» **DIRECTIONS**
What you produce should match the records below precisely, except that images are removed.

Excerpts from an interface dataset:
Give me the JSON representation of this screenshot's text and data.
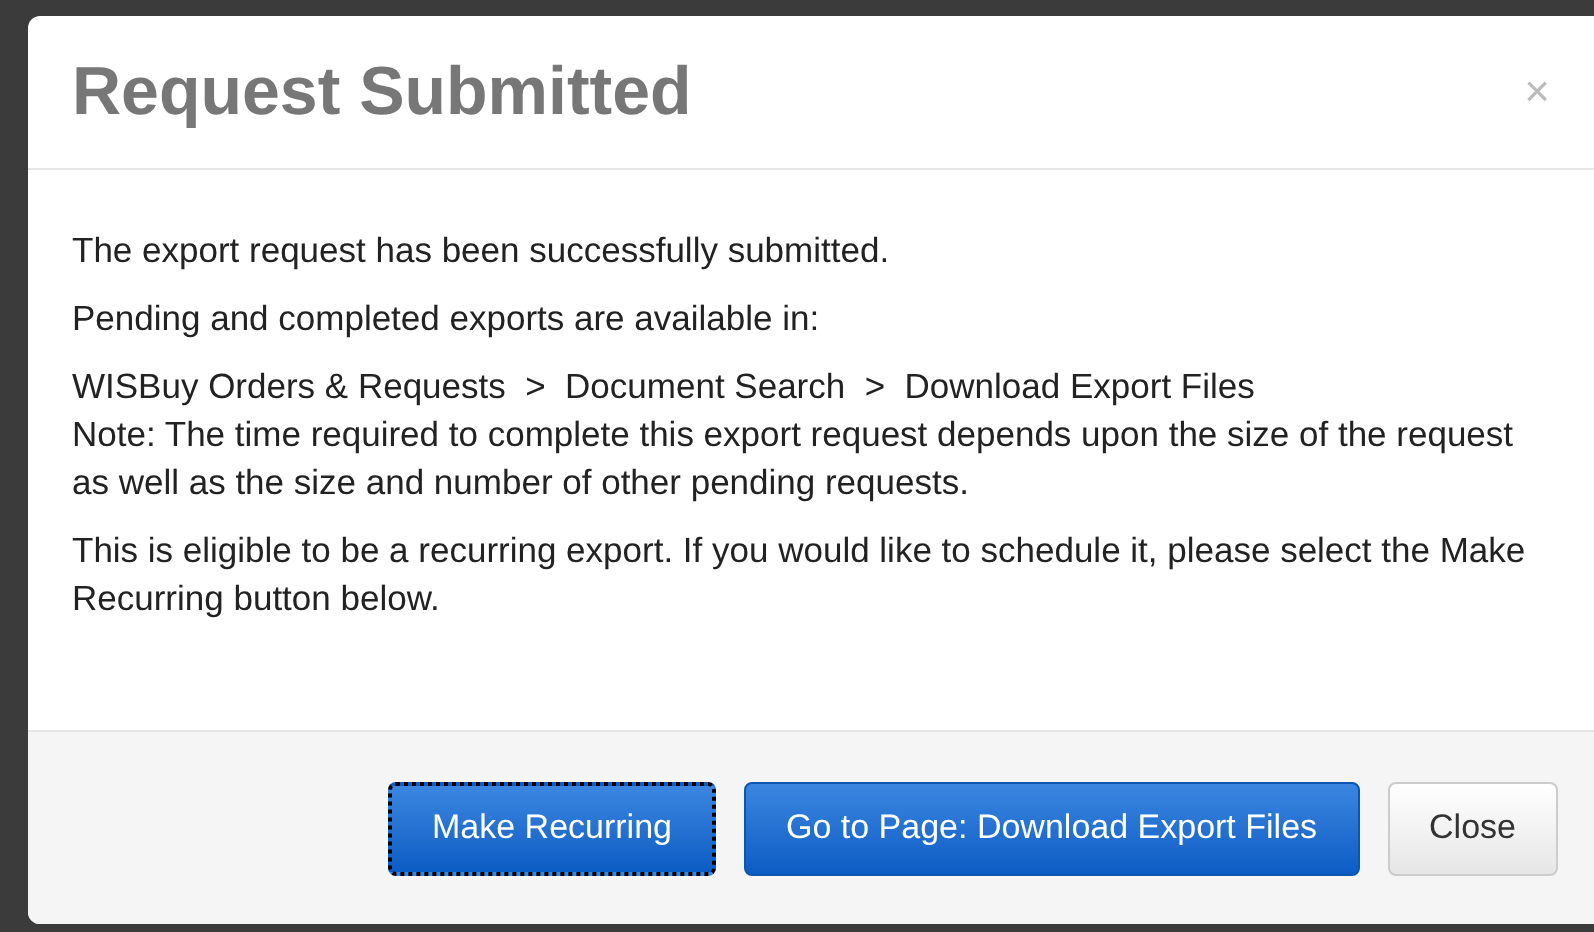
{
  "dialog": {
    "title": "Request Submitted",
    "close_icon": "×",
    "paragraphs": [
      {
        "lines": [
          "The export request has been successfully submitted."
        ]
      },
      {
        "lines": [
          "Pending and completed exports are available in:"
        ]
      },
      {
        "lines": [
          "WISBuy Orders & Requests  >  Document Search  >  Download Export Files",
          "Note: The time required to complete this export request depends upon the size of the request as well as the size and number of other pending requests."
        ]
      },
      {
        "lines": [
          "This is eligible to be a recurring export. If you would like to schedule it, please select the Make Recurring button below."
        ]
      }
    ],
    "buttons": [
      {
        "label": "Make Recurring",
        "kind": "primary",
        "focused": true
      },
      {
        "label": "Go to Page: Download Export Files",
        "kind": "primary",
        "focused": false
      },
      {
        "label": "Close",
        "kind": "default",
        "focused": false
      }
    ]
  }
}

» **SOLUTION FOR THIS PROBLEM**
Give me the JSON representation of this screenshot's text and data.
{
  "dialog": {
    "title": "Request Submitted",
    "close_icon": "×",
    "paragraphs": [
      {
        "lines": [
          "The export request has been successfully submitted."
        ]
      },
      {
        "lines": [
          "Pending and completed exports are available in:"
        ]
      },
      {
        "lines": [
          "WISBuy Orders & Requests  >  Document Search  >  Download Export Files",
          "Note: The time required to complete this export request depends upon the size of the request as well as the size and number of other pending requests."
        ]
      },
      {
        "lines": [
          "This is eligible to be a recurring export. If you would like to schedule it, please select the Make Recurring button below."
        ]
      }
    ],
    "buttons": [
      {
        "label": "Make Recurring",
        "kind": "primary",
        "focused": true
      },
      {
        "label": "Go to Page: Download Export Files",
        "kind": "primary",
        "focused": false
      },
      {
        "label": "Close",
        "kind": "default",
        "focused": false
      }
    ]
  }
}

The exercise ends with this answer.